Based on neuroscience, human attention is about a prediction of errors. Our brain is trained to sift through mountains of data looking for anomalies. Once the brain notices an anomaly, the next step is to lock it down with a memory. And to do that, we need one more essential element – emotion.
In summary, the successful formula for earning attention is to find an anomaly that emotionally charged. It’s not about speed and content length. It’s all about your content quality.
Discounting is my arch enemy. It’s a brainless strategy. Anyone could do it. But, I probably use it as much as everyone else. When you are sucked into a discount game, it’s very, very hard to get out. I am in a hospitality industry. You can imagine how hard to compete in the world that is driven by Online Travel Agents (OTAs). It’s like you go to a shopping mall and every shop offers a discount. So you have to do it too.

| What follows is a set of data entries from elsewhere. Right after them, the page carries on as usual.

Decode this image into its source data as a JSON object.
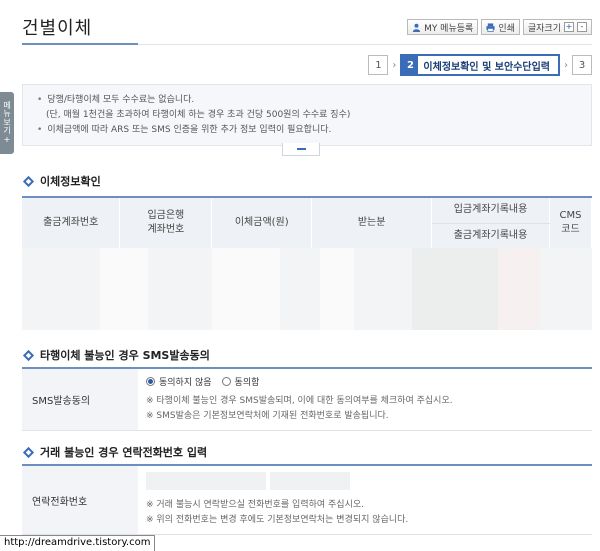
{
  "header": {
    "title": "건별이체",
    "tools": {
      "my_menu": "MY 메뉴등록",
      "print": "인쇄",
      "font_size": "글자크기",
      "font_plus": "+",
      "font_minus": "-"
    }
  },
  "steps": {
    "step1": "1",
    "step2_num": "2",
    "step2_label": "이체정보확인 및 보안수단입력",
    "step3": "3",
    "arrow": "›"
  },
  "side_tab": {
    "chars": [
      "메",
      "뉴",
      "보",
      "기",
      "+"
    ]
  },
  "notice": {
    "line1": "당행/타행이체 모두 수수료는 없습니다.",
    "line2": "(단, 매월 1천건을 초과하여 타행이체 하는 경우 초과 건당 500원의 수수료 징수)",
    "line3": "이체금액에 따라 ARS 또는 SMS 인증을 위한 추가 정보 입력이 필요합니다."
  },
  "transfer_info": {
    "title": "이체정보확인",
    "columns": {
      "out_account": "출금계좌번호",
      "in_bank_l1": "입금은행",
      "in_bank_l2": "계좌번호",
      "amount": "이체금액(원)",
      "receiver": "받는분",
      "in_record": "입금계좌기록내용",
      "out_record": "출금계좌기록내용",
      "cms_l1": "CMS",
      "cms_l2": "코드"
    }
  },
  "sms_section": {
    "title": "타행이체 불능인 경우 SMS발송동의",
    "label": "SMS발송동의",
    "option_disagree": "동의하지 않음",
    "option_agree": "동의함",
    "note1": "※ 타행이체 불능인 경우 SMS발송되며, 이에 대한 동의여부를 체크하여 주십시오.",
    "note2": "※ SMS발송은 기본정보연락처에 기재된 전화번호로 발송됩니다."
  },
  "phone_section": {
    "title": "거래 불능인 경우 연락전화번호 입력",
    "label": "연락전화번호",
    "note1": "※ 거래 불능시 연락받으실 전화번호를 입력하여 주십시오.",
    "note2": "※ 위의 전화번호는 변경 후에도 기본정보연락처는 변경되지 않습니다."
  },
  "watermark": "http://dreamdrive.tistory.com",
  "colors": {
    "accent": "#3a6cb8",
    "header_bg": "#eef1f5"
  }
}
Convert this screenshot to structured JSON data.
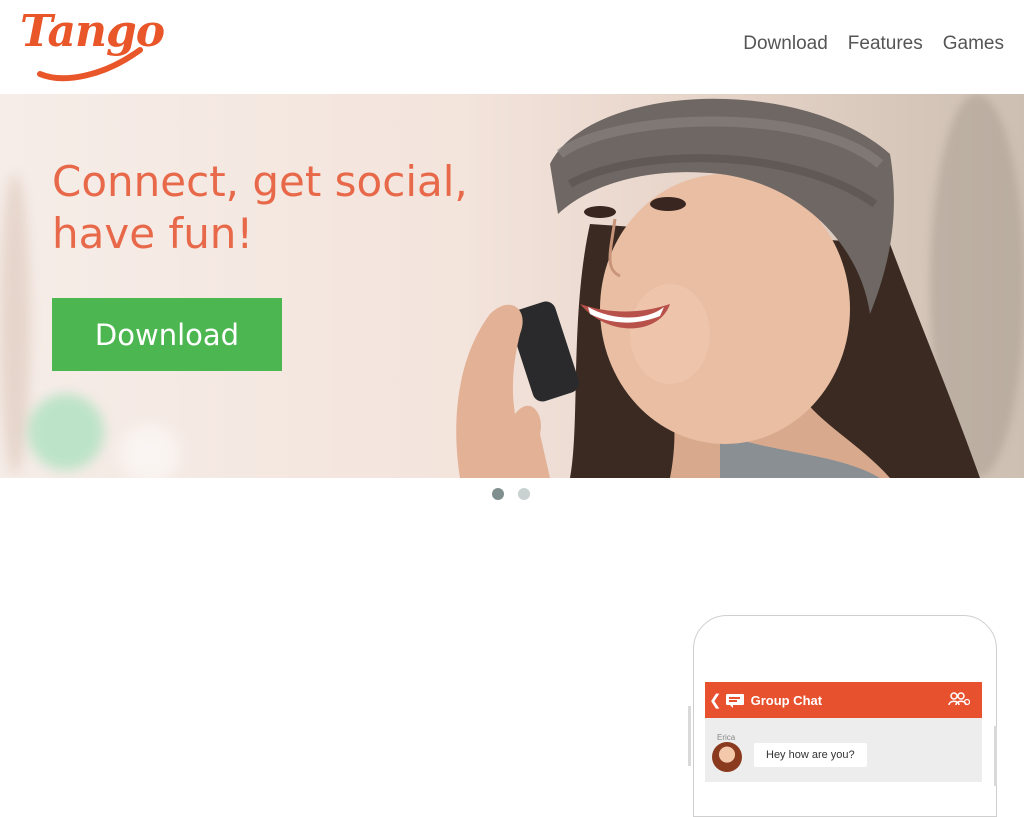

Let break down the expectation of what you want to see when you offer a discount. We want to see 2 psychological effects:
- We want to create an urgency. It’s no point to do a discount if customers don’t feel they have to do something about it NOW.
- We expect the FOMO effect – Fear Of Missing Out, which leads us to point 1 – please do something NOW.
If you want to achieve the above effects, please try to avoid the 3 mistakes below.
Mistake 1 – Offering a confusing discount policy
I used to do that to as I expected to get double hit effect. No, it didn’t work. Go out with one number. If it is 20% OFF, then that is your discount policy with this campaign. Don’t offer something like – buy this product now and get 20% OFF and you will get the second item at 40% OFF. Customers don’t like to think.
Mistake 2 – Discounting very often
You create a bad behvior by offering discounts all the time. I did that too as I was desperate. And, please trust me, it’s very had to get back to the normal price.
Mistake 3 – Making your existing customer feel bad
Nothing is worse than a feeling that you are cheated and you paid overprice. Your existing customers should be the ones you protect because you spent a lot of money to get them in the first place. If they feel bad about your pricing policy, it’s unlikely that they would recommend your product to their friends.
A discount game is like a war on drug – very hard to win.